Glowforge, the Seattle company that raked in $27.9 million in pre-orders for its consumer-grade laser cutter and engraver, has raised $22 million in venture capital.
The Series B investment, announced Monday, was led by Foundry Group and True Ventures, co-leaders of the company’s $9 million Series A funding round in May 2015.
Glowforge is taking advantage of cloud computing, cameras, and other sensors and components that have become less expensive, thanks to the proliferation of smartphones. Its goal is to build a laser cutter that’s easier to use and cheaper than competitors, and thereby appealing to a mass audience. The latest investment can be read as a bet on just how big that audience may prove to be.
“With this financing, we can deliver not just an amazing product to the people who’ve ordered it already, but we can scale up our American assembly line to make this available to schools, homes, and businesses around the world,” says Glowforge co-founder and CEO Dan Shapiro in a news release.
Re-designing a complex piece of hardware with a laser at its center has not been without difficulty.
I was one of the thousands of people who pre-ordered a Glowforge during a 30-day crowdfunding campaign the company launched last September.

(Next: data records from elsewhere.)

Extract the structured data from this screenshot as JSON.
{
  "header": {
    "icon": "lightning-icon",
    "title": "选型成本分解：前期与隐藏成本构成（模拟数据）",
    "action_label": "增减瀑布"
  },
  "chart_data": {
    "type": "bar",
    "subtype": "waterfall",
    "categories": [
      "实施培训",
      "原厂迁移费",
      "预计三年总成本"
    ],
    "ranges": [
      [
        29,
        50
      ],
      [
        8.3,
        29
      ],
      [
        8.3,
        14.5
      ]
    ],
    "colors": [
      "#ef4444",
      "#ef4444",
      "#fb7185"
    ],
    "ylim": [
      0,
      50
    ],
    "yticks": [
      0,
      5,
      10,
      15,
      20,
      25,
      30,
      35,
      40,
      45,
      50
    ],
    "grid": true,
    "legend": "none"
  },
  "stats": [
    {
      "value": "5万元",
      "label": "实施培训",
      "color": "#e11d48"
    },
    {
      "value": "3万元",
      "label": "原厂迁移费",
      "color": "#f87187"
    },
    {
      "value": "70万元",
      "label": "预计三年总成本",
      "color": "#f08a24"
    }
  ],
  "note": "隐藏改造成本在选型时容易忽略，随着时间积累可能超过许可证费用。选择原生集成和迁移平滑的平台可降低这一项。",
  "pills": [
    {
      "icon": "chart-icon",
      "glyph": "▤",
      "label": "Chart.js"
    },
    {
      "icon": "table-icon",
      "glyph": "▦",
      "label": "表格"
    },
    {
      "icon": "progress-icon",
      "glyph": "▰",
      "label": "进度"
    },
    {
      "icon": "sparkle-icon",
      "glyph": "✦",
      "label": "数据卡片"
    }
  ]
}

The nearly $28 million raised made it one of the most successful campaigns of its kind.
In April, Glowforge delayed shipments of the pre-order units, citing difficulties in procuring a bespoke power supply component that could meet the demands of the fast-cycling laser. The company is sticking to its plan to begin shipping pre-ordered laser cutters in December.
Glowforge has promised its pre-order customers a combination of credits redeemable for premium designs from its catalogue, and materials from its Proofgrade brand. These materials are marked with a machine-readable code that promises to calibrate the Glowforge to make precise cuts and engravings.
The 33-person company also has some 20 job openings.